On July 11 2012, a Southwest Airlines pilot was lased as he came in for a landing in Omaha. Subsequently, an Omaha Police Department helicopter was also lased six or seven times, with the pilot reporting being temporarily blinded. Smith was arrested in his backyard by a Douglas County sheriff’s deputy.
From KETV and Omaha.com. LaserPointerSafety.com originally reported on this in July 2012, when police had not yet arrested Smith. The photo above is from that story.
UPDATED July 22 2013: Michael Smith was sentenced to two years in federal prison to be followed by a 3-year term of supervised release. He was the first person in Nebraska indicted under the February 14 2012 federal law which made it illegal to aim a laser at an aircraft. From KETV and WOWT News.

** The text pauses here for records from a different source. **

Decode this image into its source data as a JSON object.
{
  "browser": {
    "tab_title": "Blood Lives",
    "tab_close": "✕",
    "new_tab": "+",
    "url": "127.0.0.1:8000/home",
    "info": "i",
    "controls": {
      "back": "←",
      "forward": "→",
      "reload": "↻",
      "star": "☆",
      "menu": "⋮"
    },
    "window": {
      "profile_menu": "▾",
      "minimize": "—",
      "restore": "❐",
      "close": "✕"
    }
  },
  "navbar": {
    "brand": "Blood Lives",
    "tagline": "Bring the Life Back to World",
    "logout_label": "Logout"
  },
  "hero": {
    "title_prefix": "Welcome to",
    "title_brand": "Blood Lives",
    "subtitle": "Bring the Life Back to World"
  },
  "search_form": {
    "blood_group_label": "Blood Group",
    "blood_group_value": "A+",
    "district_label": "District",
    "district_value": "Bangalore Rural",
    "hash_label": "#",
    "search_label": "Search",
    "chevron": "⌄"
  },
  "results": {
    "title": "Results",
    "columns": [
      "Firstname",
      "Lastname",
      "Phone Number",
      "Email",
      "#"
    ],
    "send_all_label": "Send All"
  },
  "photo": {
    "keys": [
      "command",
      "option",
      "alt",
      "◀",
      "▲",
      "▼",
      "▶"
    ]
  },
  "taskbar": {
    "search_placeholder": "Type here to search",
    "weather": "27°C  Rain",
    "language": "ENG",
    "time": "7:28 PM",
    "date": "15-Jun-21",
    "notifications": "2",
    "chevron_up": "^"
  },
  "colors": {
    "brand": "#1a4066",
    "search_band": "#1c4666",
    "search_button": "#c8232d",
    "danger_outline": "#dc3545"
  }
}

The incident happened early in the morning of July 11 2012 in the backyard of a home in a suburb northwest of Omaha. As of July 16, no arrest had been made.
A police evidence technician displays the laser pointer that was confiscated from the Omaha man. The Omaha World-Herald reported that the laser emits red light.
A spokesperson for the Douglas County Sheriff’s Office said "We're also told he might have been doing this on prior occasions. And on those occasions, it involved planes flying into Eppley [Airfield]. We're going to be investigating those allegations."
From Fox 42 News, KETV 7 and the Omaha World-Herald
UPDATED April 24 2013: Michael A. Smith, 30, was convicted of the July 11 2012 lasing. Sentencing is scheduled for July 22 2013. More is at this LaserPointerSafety.com story.
UPDATE 2, July 22 2013: Michael A. Smith was sentenced to two years in federal prison followed by a 3-year term of supervised release. He was the first person in Nebraska indicted under the February 14 2012 federal law which made it illegal to aim a laser at an aircraft. From KETV and WOWT News.